Oftentimes, in trying to outline Brand and Design Strategy, we speak a lot about our ideal audiences – we identify the people that we intend to be interacting with the brands we are building, usually in the beginning of the process, during some sort of discovery session.
In these sessions, we list and map various foods, experiences, hobbies, music genres, tv shows or other cultural activities that we understand are both defining and appealing to our target audience or ideal customer. We use these to understand how the specific person would assess and value the characteristics of the brand we are currently crafting.
But this way of approach might be limited, because it attaches the mapping to a person who might be living in different cultural environments (Culturespaces) at different times. A person might be very different at their corporate work environment, using different language, codes, symbols, even displaying different values, than say, their extreme sports hobby on the weekends, or their woodcarving collectors’ network.
Culturespaces define the landscapes where people (among them our ideal audiences) adopt, share and create new cultural blocks – defined by Richard Dawkins as “memes”, discreet units of culture. They should be roughly equivalent to “habitats” and “ecosystems” in biology. Ultimately, we cannot afford to ignore Culturespaces when we are doing branding and positioning work. In the same way that a Siberian tiger would behave much much differently in the Siberian steppes and in a small London studio flat, our John Carpenter, banker, does not react the same everywhere.
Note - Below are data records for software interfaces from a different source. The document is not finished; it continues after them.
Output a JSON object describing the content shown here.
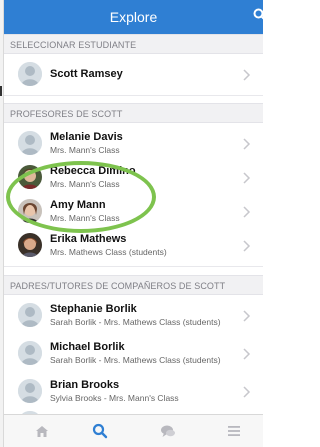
{
  "header": {
    "title": "Explore",
    "search_icon": "search-icon"
  },
  "sections": {
    "student": "SELECCIONAR ESTUDIANTE",
    "teachers": "PROFESORES DE SCOTT",
    "parents": "PADRES/TUTORES DE COMPAÑEROS DE SCOTT"
  },
  "student_row": {
    "name": "Scott Ramsey"
  },
  "teachers": [
    {
      "name": "Melanie Davis",
      "sub": "Mrs. Mann's Class",
      "avatar": "default"
    },
    {
      "name": "Rebecca Dimino",
      "sub": "Mrs. Mann's Class",
      "avatar": "photo"
    },
    {
      "name": "Amy Mann",
      "sub": "Mrs. Mann's Class",
      "avatar": "photo"
    },
    {
      "name": "Erika Mathews",
      "sub": "Mrs. Mathews Class (students)",
      "avatar": "photo"
    }
  ],
  "parents": [
    {
      "name": "Stephanie Borlik",
      "sub": "Sarah Borlik - Mrs. Mathews Class (students)"
    },
    {
      "name": "Michael  Borlik",
      "sub": "Sarah Borlik - Mrs. Mathews Class (students)"
    },
    {
      "name": "Brian Brooks",
      "sub": "Sylvia Brooks - Mrs. Mann's Class"
    }
  ],
  "tabbar": {
    "items": [
      "home-icon",
      "search-icon",
      "chat-icon",
      "menu-icon"
    ],
    "active_color": "#2f7fd3"
  },
  "colors": {
    "accent": "#2f7fd3",
    "highlight": "#7ec34e"
  }
}
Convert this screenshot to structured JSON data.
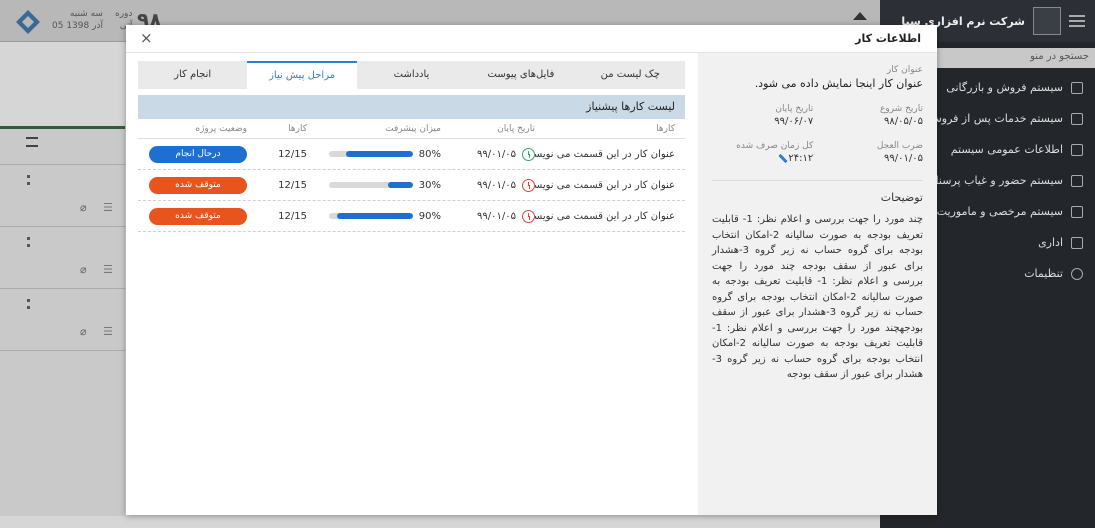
{
  "app": {
    "date_label": "سه شنبه",
    "date_value": "05 آذر 1398",
    "period_label": "دوره",
    "period_sub": "آتی",
    "big_number": "۹۸",
    "company": "شرکت نرم افزاری سپا",
    "search_placeholder": "جستجو در منو",
    "menu": [
      {
        "label": "سیستم فروش و بازرگانی",
        "icon": "doc-icon"
      },
      {
        "label": "سیستم خدمات پس از فروش",
        "icon": "chat-icon"
      },
      {
        "label": "اطلاعات عمومی سیستم",
        "icon": "chat-icon"
      },
      {
        "label": "سیستم حضور و غیاب پرسنل",
        "icon": "chat-icon"
      },
      {
        "label": "سیستم مرخصی و ماموریت",
        "icon": "chat-icon"
      },
      {
        "label": "اداری",
        "icon": "mail-icon"
      },
      {
        "label": "تنظیمات",
        "icon": "gear-icon"
      }
    ]
  },
  "modal": {
    "title": "اطلاعات کار",
    "close": "×",
    "info": {
      "title_label": "عنوان کار",
      "title_value": "عنوان کار اینجا نمایش داده می شود.",
      "start_label": "تاریخ شروع",
      "start_value": "۹۸/۰۵/۰۵",
      "end_label": "تاریخ پایان",
      "end_value": "۹۹/۰۶/۰۷",
      "deadline_label": "ضرب العجل",
      "deadline_value": "۹۹/۰۱/۰۵",
      "spent_label": "کل زمان صرف شده",
      "spent_value": "۲۴:۱۲",
      "desc_label": "توضیحات",
      "desc_text": "چند مورد را جهت بررسی و اعلام نظر: 1- قابلیت تعریف بودجه به صورت سالیانه 2-امکان انتخاب بودجه برای گروه حساب نه زیر گروه 3-هشدار برای عبور از سقف بودجه چند مورد را جهت بررسی و اعلام نظر: 1- قابلیت تعریف بودجه به صورت سالیانه 2-امکان انتخاب بودجه برای گروه حساب نه زیر گروه 3-هشدار برای عبور از سقف بودجهچند مورد را جهت بررسی و اعلام نظر: 1- قابلیت تعریف بودجه به صورت سالیانه 2-امکان انتخاب بودجه برای گروه حساب نه زیر گروه 3-هشدار برای عبور از سقف بودجه"
    },
    "tabs": [
      "چک لیست من",
      "فایل‌های پیوست",
      "یادداشت",
      "مراحل پیش نیاز",
      "انجام کار"
    ],
    "active_tab": 3,
    "list": {
      "title": "لیست کارها پیشنیاز",
      "columns": [
        "کارها",
        "تاریخ پایان",
        "میزان پیشرفت",
        "کارها",
        "وضعیت پروژه"
      ],
      "rows": [
        {
          "title": "عنوان کار در این قسمت می نویسیم",
          "end": "۹۹/۰۱/۰۵",
          "clock": "ok",
          "progress": 80,
          "progress_label": "80%",
          "tasks": "12/15",
          "status": "درحال انجام",
          "status_color": "#1e6fd0"
        },
        {
          "title": "عنوان کار در این قسمت می نویسیم",
          "end": "۹۹/۰۱/۰۵",
          "clock": "late",
          "progress": 30,
          "progress_label": "30%",
          "tasks": "12/15",
          "status": "متوقف شده",
          "status_color": "#e8541e"
        },
        {
          "title": "عنوان کار در این قسمت می نویسیم",
          "end": "۹۹/۰۱/۰۵",
          "clock": "late",
          "progress": 90,
          "progress_label": "90%",
          "tasks": "12/15",
          "status": "متوقف شده",
          "status_color": "#e8541e"
        }
      ]
    }
  }
}
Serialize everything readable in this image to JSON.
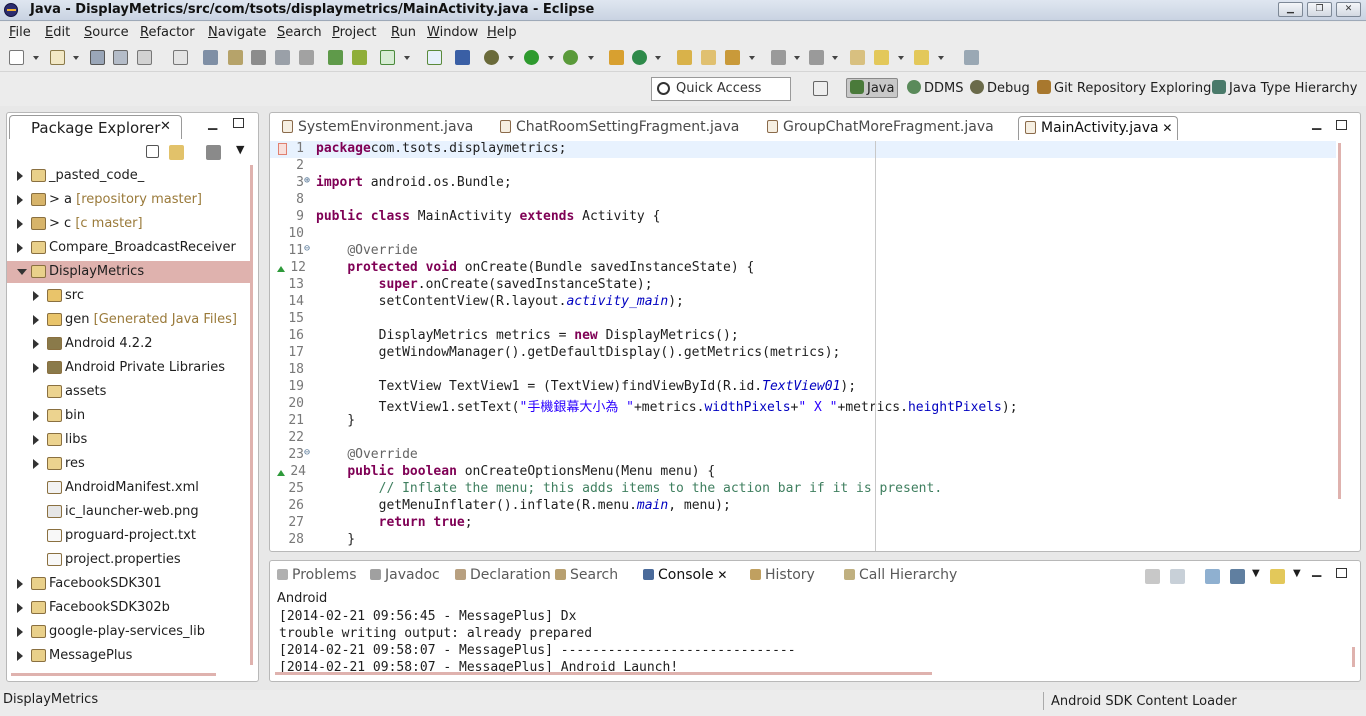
{
  "window": {
    "title": "Java - DisplayMetrics/src/com/tsots/displaymetrics/MainActivity.java - Eclipse"
  },
  "menu": [
    "File",
    "Edit",
    "Source",
    "Refactor",
    "Navigate",
    "Search",
    "Project",
    "Run",
    "Window",
    "Help"
  ],
  "quick_access": {
    "placeholder": "Quick Access"
  },
  "perspectives": [
    "Java",
    "DDMS",
    "Debug",
    "Git Repository Exploring",
    "Java Type Hierarchy"
  ],
  "package_explorer": {
    "title": "Package Explorer",
    "items": [
      {
        "label": "_pasted_code_",
        "decoration": "",
        "indent": 0,
        "expanded": false,
        "has_children": true,
        "selected": false,
        "icon": "project-folder-icon"
      },
      {
        "label": "> a",
        "decoration": "[repository master]",
        "indent": 0,
        "expanded": false,
        "has_children": true,
        "selected": false,
        "icon": "git-project-icon"
      },
      {
        "label": "> c",
        "decoration": "[c master]",
        "indent": 0,
        "expanded": false,
        "has_children": true,
        "selected": false,
        "icon": "git-project-icon"
      },
      {
        "label": "Compare_BroadcastReceiver",
        "decoration": "",
        "indent": 0,
        "expanded": false,
        "has_children": true,
        "selected": false,
        "icon": "project-folder-icon"
      },
      {
        "label": "DisplayMetrics",
        "decoration": "",
        "indent": 0,
        "expanded": true,
        "has_children": true,
        "selected": true,
        "icon": "project-folder-icon"
      },
      {
        "label": "src",
        "decoration": "",
        "indent": 1,
        "expanded": false,
        "has_children": true,
        "selected": false,
        "icon": "source-folder-icon"
      },
      {
        "label": "gen",
        "decoration": "[Generated Java Files]",
        "indent": 1,
        "expanded": false,
        "has_children": true,
        "selected": false,
        "icon": "source-folder-icon"
      },
      {
        "label": "Android 4.2.2",
        "decoration": "",
        "indent": 1,
        "expanded": false,
        "has_children": true,
        "selected": false,
        "icon": "library-icon"
      },
      {
        "label": "Android Private Libraries",
        "decoration": "",
        "indent": 1,
        "expanded": false,
        "has_children": true,
        "selected": false,
        "icon": "library-icon"
      },
      {
        "label": "assets",
        "decoration": "",
        "indent": 1,
        "expanded": false,
        "has_children": false,
        "selected": false,
        "icon": "folder-icon"
      },
      {
        "label": "bin",
        "decoration": "",
        "indent": 1,
        "expanded": false,
        "has_children": true,
        "selected": false,
        "icon": "folder-icon"
      },
      {
        "label": "libs",
        "decoration": "",
        "indent": 1,
        "expanded": false,
        "has_children": true,
        "selected": false,
        "icon": "folder-icon"
      },
      {
        "label": "res",
        "decoration": "",
        "indent": 1,
        "expanded": false,
        "has_children": true,
        "selected": false,
        "icon": "folder-icon"
      },
      {
        "label": "AndroidManifest.xml",
        "decoration": "",
        "indent": 1,
        "expanded": false,
        "has_children": false,
        "selected": false,
        "icon": "xml-file-icon"
      },
      {
        "label": "ic_launcher-web.png",
        "decoration": "",
        "indent": 1,
        "expanded": false,
        "has_children": false,
        "selected": false,
        "icon": "image-file-icon"
      },
      {
        "label": "proguard-project.txt",
        "decoration": "",
        "indent": 1,
        "expanded": false,
        "has_children": false,
        "selected": false,
        "icon": "text-file-icon"
      },
      {
        "label": "project.properties",
        "decoration": "",
        "indent": 1,
        "expanded": false,
        "has_children": false,
        "selected": false,
        "icon": "text-file-icon"
      },
      {
        "label": "FacebookSDK301",
        "decoration": "",
        "indent": 0,
        "expanded": false,
        "has_children": true,
        "selected": false,
        "icon": "project-folder-icon"
      },
      {
        "label": "FacebookSDK302b",
        "decoration": "",
        "indent": 0,
        "expanded": false,
        "has_children": true,
        "selected": false,
        "icon": "project-folder-icon"
      },
      {
        "label": "google-play-services_lib",
        "decoration": "",
        "indent": 0,
        "expanded": false,
        "has_children": true,
        "selected": false,
        "icon": "project-folder-icon"
      },
      {
        "label": "MessagePlus",
        "decoration": "",
        "indent": 0,
        "expanded": false,
        "has_children": true,
        "selected": false,
        "icon": "project-folder-icon"
      }
    ]
  },
  "editor": {
    "tabs": [
      {
        "label": "SystemEnvironment.java",
        "active": false
      },
      {
        "label": "ChatRoomSettingFragment.java",
        "active": false
      },
      {
        "label": "GroupChatMoreFragment.java",
        "active": false
      },
      {
        "label": "MainActivity.java",
        "active": true
      }
    ],
    "lines": [
      {
        "n": "1",
        "t": [
          [
            "kw",
            "package"
          ],
          [
            "",
            "com.tsots.displaymetrics;"
          ]
        ],
        "current": true
      },
      {
        "n": "2",
        "t": []
      },
      {
        "n": "3",
        "t": [
          [
            "kw",
            "import"
          ],
          [
            "",
            " android.os.Bundle;"
          ]
        ],
        "fold": "+"
      },
      {
        "n": "8",
        "t": []
      },
      {
        "n": "9",
        "t": [
          [
            "kw",
            "public"
          ],
          [
            "",
            ""
          ],
          [
            "kw",
            "class"
          ],
          [
            "",
            " MainActivity "
          ],
          [
            "kw",
            "extends"
          ],
          [
            "",
            " Activity {"
          ]
        ]
      },
      {
        "n": "10",
        "t": []
      },
      {
        "n": "11",
        "t": [
          [
            "",
            "    "
          ],
          [
            "an",
            "@Override"
          ]
        ],
        "fold": "-"
      },
      {
        "n": "12",
        "t": [
          [
            "",
            "    "
          ],
          [
            "kw",
            "protected"
          ],
          [
            "",
            " "
          ],
          [
            "kw",
            "void"
          ],
          [
            "",
            " onCreate(Bundle savedInstanceState) {"
          ]
        ],
        "override": true
      },
      {
        "n": "13",
        "t": [
          [
            "",
            "        "
          ],
          [
            "kw",
            "super"
          ],
          [
            "",
            ".onCreate(savedInstanceState);"
          ]
        ]
      },
      {
        "n": "14",
        "t": [
          [
            "",
            "        setContentView(R.layout."
          ],
          [
            "it",
            "activity_main"
          ],
          [
            "",
            ");"
          ]
        ]
      },
      {
        "n": "15",
        "t": []
      },
      {
        "n": "16",
        "t": [
          [
            "",
            "        DisplayMetrics metrics = "
          ],
          [
            "kw",
            "new"
          ],
          [
            "",
            " DisplayMetrics();"
          ]
        ]
      },
      {
        "n": "17",
        "t": [
          [
            "",
            "        getWindowManager().getDefaultDisplay().getMetrics(metrics);"
          ]
        ]
      },
      {
        "n": "18",
        "t": []
      },
      {
        "n": "19",
        "t": [
          [
            "",
            "        TextView TextView1 = (TextView)findViewById(R.id."
          ],
          [
            "it",
            "TextView01"
          ],
          [
            "",
            ");"
          ]
        ]
      },
      {
        "n": "20",
        "t": [
          [
            "",
            "        TextView1.setText("
          ],
          [
            "st",
            "\"手機銀幕大小為 \""
          ],
          [
            "",
            "+metrics."
          ],
          [
            "fi",
            "widthPixels"
          ],
          [
            "",
            "+"
          ],
          [
            "st",
            "\" X \""
          ],
          [
            "",
            "+metrics."
          ],
          [
            "fi",
            "heightPixels"
          ],
          [
            "",
            ");"
          ]
        ]
      },
      {
        "n": "21",
        "t": [
          [
            "",
            "    }"
          ]
        ]
      },
      {
        "n": "22",
        "t": []
      },
      {
        "n": "23",
        "t": [
          [
            "",
            "    "
          ],
          [
            "an",
            "@Override"
          ]
        ],
        "fold": "-"
      },
      {
        "n": "24",
        "t": [
          [
            "",
            "    "
          ],
          [
            "kw",
            "public"
          ],
          [
            "",
            " "
          ],
          [
            "kw",
            "boolean"
          ],
          [
            "",
            " onCreateOptionsMenu(Menu menu) {"
          ]
        ],
        "override": true
      },
      {
        "n": "25",
        "t": [
          [
            "",
            "        "
          ],
          [
            "cm",
            "// Inflate the menu; this adds items to the action bar if it is present."
          ]
        ]
      },
      {
        "n": "26",
        "t": [
          [
            "",
            "        getMenuInflater().inflate(R.menu."
          ],
          [
            "it",
            "main"
          ],
          [
            "",
            ", menu);"
          ]
        ]
      },
      {
        "n": "27",
        "t": [
          [
            "",
            "        "
          ],
          [
            "kw",
            "return"
          ],
          [
            "",
            " "
          ],
          [
            "kw",
            "true"
          ],
          [
            "",
            ";"
          ]
        ]
      },
      {
        "n": "28",
        "t": [
          [
            "",
            "    }"
          ]
        ]
      }
    ]
  },
  "bottom": {
    "tabs": [
      {
        "label": "Problems",
        "active": false
      },
      {
        "label": "Javadoc",
        "active": false
      },
      {
        "label": "Declaration",
        "active": false
      },
      {
        "label": "Search",
        "active": false
      },
      {
        "label": "Console",
        "active": true
      },
      {
        "label": "History",
        "active": false
      },
      {
        "label": "Call Hierarchy",
        "active": false
      }
    ],
    "console_name": "Android",
    "lines": [
      "[2014-02-21 09:56:45 - MessagePlus] Dx",
      "trouble writing output: already prepared",
      "[2014-02-21 09:58:07 - MessagePlus] ------------------------------",
      "[2014-02-21 09:58:07 - MessagePlus] Android Launch!"
    ]
  },
  "status": {
    "left": "DisplayMetrics",
    "right": "Android SDK Content Loader"
  },
  "colors": {
    "keyword": "#7f0055",
    "string": "#2a00ff",
    "comment": "#3f7f5f",
    "field": "#0000c0",
    "annotation": "#646464",
    "selection": "#dfb2ae",
    "current_line": "#e8f2fe"
  }
}
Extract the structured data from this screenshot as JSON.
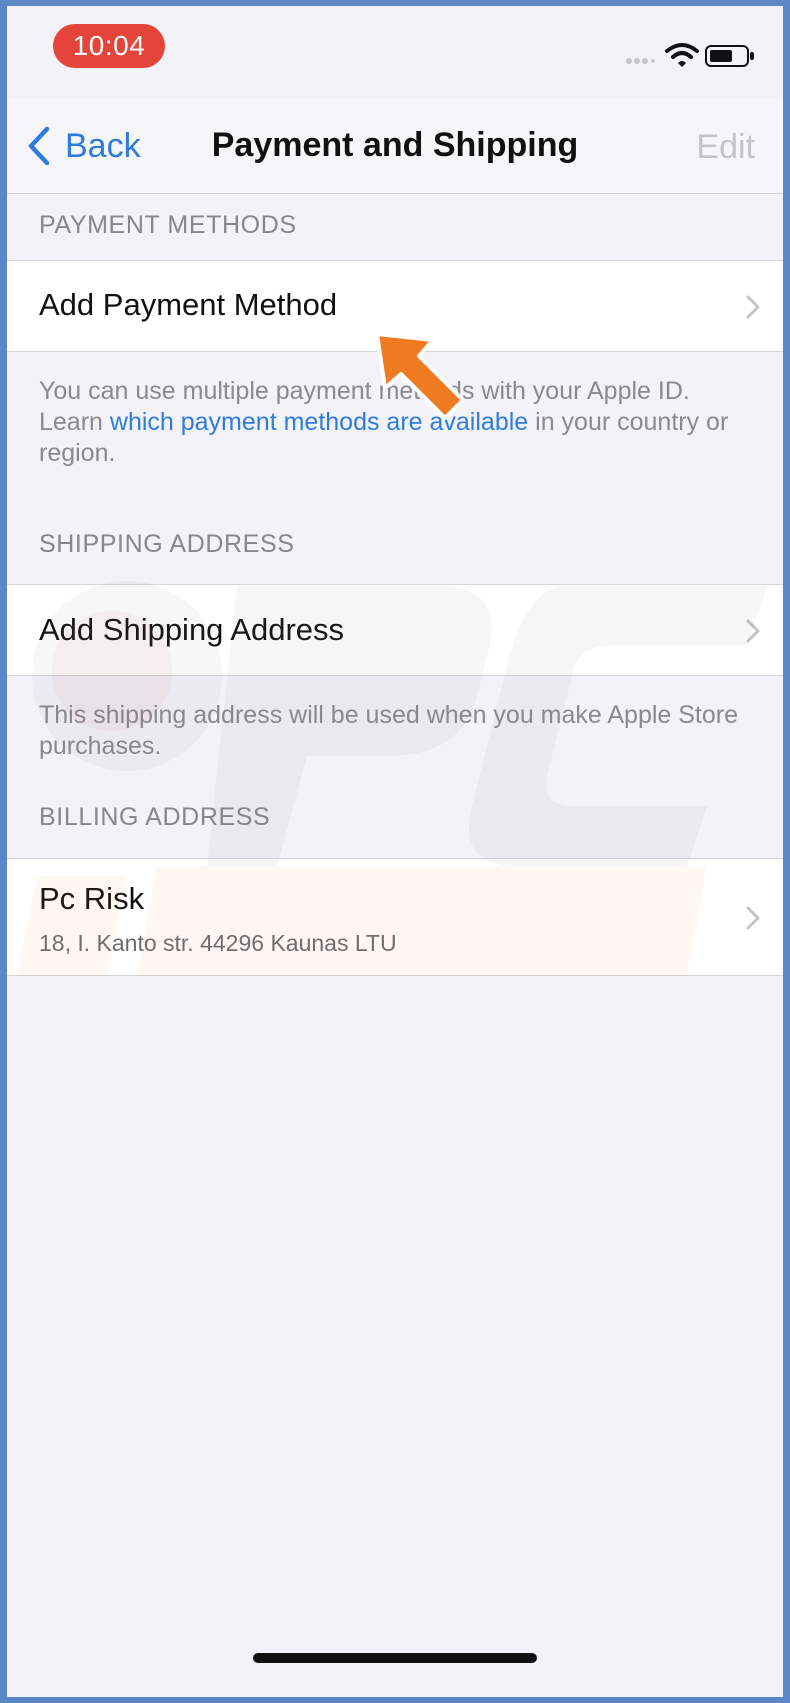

A non-exhaustive list of things to be considered when outlining Culturespaces:
- Walls and Out-group dynamics
- Media franchises
- Portals and fuzzy borders